I wasn’t all that impressed by the first issue of Onyx, the new sci-fi mini-series from Chris Ryall and Gabriel Rodriguez. While the book showed promise in some areas, ultimately it was bogged down by bad dialogue, bland characters and an unoriginal plot. With this second issue it is clear to see some improvement has been made, and although some of the same problems do still occur, they aren’t quite as glaring as they were when this series debuted. Continuing the story of the extraterrestrial warrior Onyx who came to Earth to try to stop a planet-killing galactic spore, and a human strike-force who have since allied with her, Onyx #2 pushes Ryall’s story forward at a fast pace without feeling rushed. This allows the book to retain the summer blockbuster feel it established with the first issue. The story Ryall is telling with this series continues to show potential, particularly towards the end where things take a dark and quite gruesome turn for one particular character. Still though, it’s held down by the dialogue which – while a vast improvement on the first instalment – still fumbles here and there. Some lines feel overly-expository, and consequently come off like something no real person would ever actually say – think about the dialogue in the Star Wars prequels and you’re on the right track. This problem is at its worst during a short segment where two characters are transported to an alien dimension, and proceed to come out with lines so awkward it made me want to cringe. As I say though, there has been some improvement in the two months since the previous issue and I feel that if this series can continue to rectify its flaws then it really could go out with a bang. However, to successfully pull off such a turnaround some drastic action still needs to be taken with the book’s two main protagonists: Onyx and the psychic marine Loner. Two issues in and both characters still feel quite generic, and as a result it’s difficult to throw your support behind either one.

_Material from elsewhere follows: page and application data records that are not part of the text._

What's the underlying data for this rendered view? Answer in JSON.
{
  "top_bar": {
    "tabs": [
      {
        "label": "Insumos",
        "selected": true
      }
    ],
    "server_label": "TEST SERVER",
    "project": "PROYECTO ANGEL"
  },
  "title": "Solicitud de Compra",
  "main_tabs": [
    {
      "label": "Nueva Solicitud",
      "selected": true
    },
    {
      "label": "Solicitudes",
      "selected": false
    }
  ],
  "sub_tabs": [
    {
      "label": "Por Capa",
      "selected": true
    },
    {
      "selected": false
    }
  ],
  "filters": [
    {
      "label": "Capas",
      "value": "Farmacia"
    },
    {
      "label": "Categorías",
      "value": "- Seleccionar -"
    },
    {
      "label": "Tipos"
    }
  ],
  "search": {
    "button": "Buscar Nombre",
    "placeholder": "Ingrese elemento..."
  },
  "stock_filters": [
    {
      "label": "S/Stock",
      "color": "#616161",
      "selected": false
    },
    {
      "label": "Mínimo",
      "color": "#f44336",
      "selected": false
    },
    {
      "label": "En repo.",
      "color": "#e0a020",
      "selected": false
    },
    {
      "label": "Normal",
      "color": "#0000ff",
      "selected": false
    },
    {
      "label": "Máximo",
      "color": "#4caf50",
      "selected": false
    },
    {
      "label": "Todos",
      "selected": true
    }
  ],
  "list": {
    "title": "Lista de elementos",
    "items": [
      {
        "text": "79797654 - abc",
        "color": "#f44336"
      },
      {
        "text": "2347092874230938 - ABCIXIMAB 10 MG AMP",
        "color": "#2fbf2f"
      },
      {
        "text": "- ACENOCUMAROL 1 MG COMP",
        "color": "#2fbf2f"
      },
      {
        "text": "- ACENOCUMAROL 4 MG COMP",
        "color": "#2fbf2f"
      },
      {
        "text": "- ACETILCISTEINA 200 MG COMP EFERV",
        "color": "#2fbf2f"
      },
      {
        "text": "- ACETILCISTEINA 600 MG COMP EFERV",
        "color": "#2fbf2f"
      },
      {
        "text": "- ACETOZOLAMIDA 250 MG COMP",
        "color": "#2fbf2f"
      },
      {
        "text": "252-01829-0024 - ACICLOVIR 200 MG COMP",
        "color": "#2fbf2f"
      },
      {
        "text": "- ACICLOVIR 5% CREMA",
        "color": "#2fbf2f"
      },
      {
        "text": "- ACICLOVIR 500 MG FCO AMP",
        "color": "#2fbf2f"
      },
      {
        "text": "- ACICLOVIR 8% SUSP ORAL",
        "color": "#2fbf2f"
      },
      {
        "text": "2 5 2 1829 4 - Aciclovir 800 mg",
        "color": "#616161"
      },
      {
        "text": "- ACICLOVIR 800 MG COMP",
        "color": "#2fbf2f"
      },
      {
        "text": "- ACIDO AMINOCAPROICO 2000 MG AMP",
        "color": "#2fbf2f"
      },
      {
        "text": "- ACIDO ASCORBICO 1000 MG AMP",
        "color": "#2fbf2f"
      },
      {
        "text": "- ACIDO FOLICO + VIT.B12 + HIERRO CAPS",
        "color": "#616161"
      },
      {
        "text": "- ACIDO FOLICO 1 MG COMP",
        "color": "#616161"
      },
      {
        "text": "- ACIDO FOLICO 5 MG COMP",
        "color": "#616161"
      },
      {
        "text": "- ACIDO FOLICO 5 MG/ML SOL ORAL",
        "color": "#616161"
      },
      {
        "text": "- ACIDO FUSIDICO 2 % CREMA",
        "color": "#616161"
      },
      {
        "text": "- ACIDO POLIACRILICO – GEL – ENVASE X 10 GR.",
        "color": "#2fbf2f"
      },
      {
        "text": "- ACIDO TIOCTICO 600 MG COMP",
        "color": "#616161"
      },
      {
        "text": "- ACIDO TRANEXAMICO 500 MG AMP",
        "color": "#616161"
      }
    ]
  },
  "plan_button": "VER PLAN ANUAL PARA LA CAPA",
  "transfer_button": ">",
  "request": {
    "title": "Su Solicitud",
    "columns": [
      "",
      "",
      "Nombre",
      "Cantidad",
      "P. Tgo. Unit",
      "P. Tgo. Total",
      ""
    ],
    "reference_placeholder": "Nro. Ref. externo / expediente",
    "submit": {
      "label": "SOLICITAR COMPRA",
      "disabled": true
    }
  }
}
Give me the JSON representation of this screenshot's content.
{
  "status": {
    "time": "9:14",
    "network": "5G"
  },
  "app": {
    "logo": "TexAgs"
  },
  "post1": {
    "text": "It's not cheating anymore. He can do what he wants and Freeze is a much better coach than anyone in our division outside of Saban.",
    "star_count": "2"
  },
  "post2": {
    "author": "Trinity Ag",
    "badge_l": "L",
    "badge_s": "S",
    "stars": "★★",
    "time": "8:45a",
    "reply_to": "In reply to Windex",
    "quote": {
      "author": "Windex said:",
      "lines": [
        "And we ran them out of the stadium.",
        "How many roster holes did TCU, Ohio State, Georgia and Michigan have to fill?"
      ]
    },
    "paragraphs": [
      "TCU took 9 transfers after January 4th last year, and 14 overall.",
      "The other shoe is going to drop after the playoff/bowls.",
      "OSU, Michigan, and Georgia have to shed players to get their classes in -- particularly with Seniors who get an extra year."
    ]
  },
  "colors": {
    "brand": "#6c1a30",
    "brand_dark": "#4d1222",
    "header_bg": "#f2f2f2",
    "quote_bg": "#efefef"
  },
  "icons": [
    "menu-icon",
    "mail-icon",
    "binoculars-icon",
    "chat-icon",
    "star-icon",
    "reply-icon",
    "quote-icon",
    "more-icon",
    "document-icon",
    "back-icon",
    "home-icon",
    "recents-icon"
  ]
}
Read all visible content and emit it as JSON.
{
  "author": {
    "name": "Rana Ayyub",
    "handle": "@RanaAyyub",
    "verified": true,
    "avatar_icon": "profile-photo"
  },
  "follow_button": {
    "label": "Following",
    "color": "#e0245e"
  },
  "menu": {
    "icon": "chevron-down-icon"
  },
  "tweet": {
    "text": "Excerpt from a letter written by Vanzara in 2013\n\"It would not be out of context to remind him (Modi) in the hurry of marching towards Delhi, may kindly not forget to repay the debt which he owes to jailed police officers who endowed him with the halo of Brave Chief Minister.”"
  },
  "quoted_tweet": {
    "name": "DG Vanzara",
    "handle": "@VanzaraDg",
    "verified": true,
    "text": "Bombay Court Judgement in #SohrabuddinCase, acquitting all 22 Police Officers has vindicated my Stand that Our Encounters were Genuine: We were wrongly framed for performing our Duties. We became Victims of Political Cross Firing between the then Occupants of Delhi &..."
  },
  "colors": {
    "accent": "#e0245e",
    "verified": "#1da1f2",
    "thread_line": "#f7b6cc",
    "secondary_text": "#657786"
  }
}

The art team of Gabriel Rodriguez and Jay Fotos continue to impress with this issue, bringing to life some genuinely creepy creatures with a giant mutated frog chief among them. Prior to this book, the only place I’d seen Rodriguez’s art was in Joe Hill’s superb Locke and Key, and for a moment I wasn’t sure if he’d be able to adapt from a horror/thriller-type comic to outright sci-fi action. How wrong I was. Rodriguez and frequent collaborator Fotos are doing a great job with this series, and their artwork really injects the book with a lot of energy.
In the end, Onyx is still far from perfect but this issue is a real improvement on the first. The story feels like its forging its own identity, and the artwork continues to impress. While the dialogue still isn’t quite spot on, and the characters could use some more fleshing out, I’m optimistic that this book is on the up and up and may well wrap-up on a high note in a few months time. Onyx still isn’t a must-buy, but it is one to watch; if it successfully manages to right itself in the next two issues, it could well be worth a purchase in trade paperback.
Onyx #2 Writer: Chris Ryall Artist: Gabriel Rodriguez Colorist: Jay Fotos Publisher: IDW Publishing Price: $3.99 Release Date: 9/9/15 Format: Mini-Series; Print/Digital